Information provided:
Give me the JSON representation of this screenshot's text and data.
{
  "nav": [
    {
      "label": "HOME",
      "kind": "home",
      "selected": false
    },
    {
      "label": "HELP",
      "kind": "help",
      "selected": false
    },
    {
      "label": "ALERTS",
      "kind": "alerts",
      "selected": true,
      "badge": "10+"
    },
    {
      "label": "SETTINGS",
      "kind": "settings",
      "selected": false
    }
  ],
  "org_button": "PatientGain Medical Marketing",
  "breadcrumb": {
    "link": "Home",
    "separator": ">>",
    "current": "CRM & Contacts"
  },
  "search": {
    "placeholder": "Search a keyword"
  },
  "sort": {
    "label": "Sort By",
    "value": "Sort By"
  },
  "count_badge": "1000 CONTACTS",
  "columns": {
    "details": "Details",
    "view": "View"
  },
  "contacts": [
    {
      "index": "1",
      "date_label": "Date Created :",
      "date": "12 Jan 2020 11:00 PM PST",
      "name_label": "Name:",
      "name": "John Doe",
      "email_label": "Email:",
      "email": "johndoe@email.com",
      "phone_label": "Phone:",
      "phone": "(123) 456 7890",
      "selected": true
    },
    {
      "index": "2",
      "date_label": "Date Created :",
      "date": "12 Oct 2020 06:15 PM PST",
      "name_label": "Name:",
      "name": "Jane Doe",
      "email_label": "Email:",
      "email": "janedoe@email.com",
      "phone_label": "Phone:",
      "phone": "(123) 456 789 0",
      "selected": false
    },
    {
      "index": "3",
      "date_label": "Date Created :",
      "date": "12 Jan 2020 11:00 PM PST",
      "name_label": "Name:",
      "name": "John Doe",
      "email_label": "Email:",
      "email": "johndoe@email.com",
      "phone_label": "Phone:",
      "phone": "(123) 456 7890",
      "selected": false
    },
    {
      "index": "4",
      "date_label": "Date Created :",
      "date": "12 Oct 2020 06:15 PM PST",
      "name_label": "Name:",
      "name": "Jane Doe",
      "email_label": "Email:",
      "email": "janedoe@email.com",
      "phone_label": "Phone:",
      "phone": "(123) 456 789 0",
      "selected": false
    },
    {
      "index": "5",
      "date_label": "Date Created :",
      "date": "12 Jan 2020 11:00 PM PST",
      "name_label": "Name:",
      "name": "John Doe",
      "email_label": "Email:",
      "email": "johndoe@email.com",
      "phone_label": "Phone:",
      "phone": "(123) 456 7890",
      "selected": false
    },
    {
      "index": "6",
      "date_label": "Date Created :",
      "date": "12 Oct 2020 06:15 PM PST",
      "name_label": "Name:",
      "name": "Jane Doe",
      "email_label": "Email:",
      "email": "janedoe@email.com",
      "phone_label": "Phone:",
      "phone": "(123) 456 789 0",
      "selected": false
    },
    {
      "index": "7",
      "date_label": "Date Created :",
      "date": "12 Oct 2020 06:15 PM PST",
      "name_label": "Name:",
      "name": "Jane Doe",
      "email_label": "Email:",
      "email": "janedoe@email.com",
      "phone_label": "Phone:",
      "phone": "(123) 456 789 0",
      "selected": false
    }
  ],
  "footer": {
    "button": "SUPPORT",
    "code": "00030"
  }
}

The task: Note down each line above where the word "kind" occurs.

Solution to this task:
      "kind": "home",
      "kind": "help",
      "kind": "alerts",
      "kind": "settings",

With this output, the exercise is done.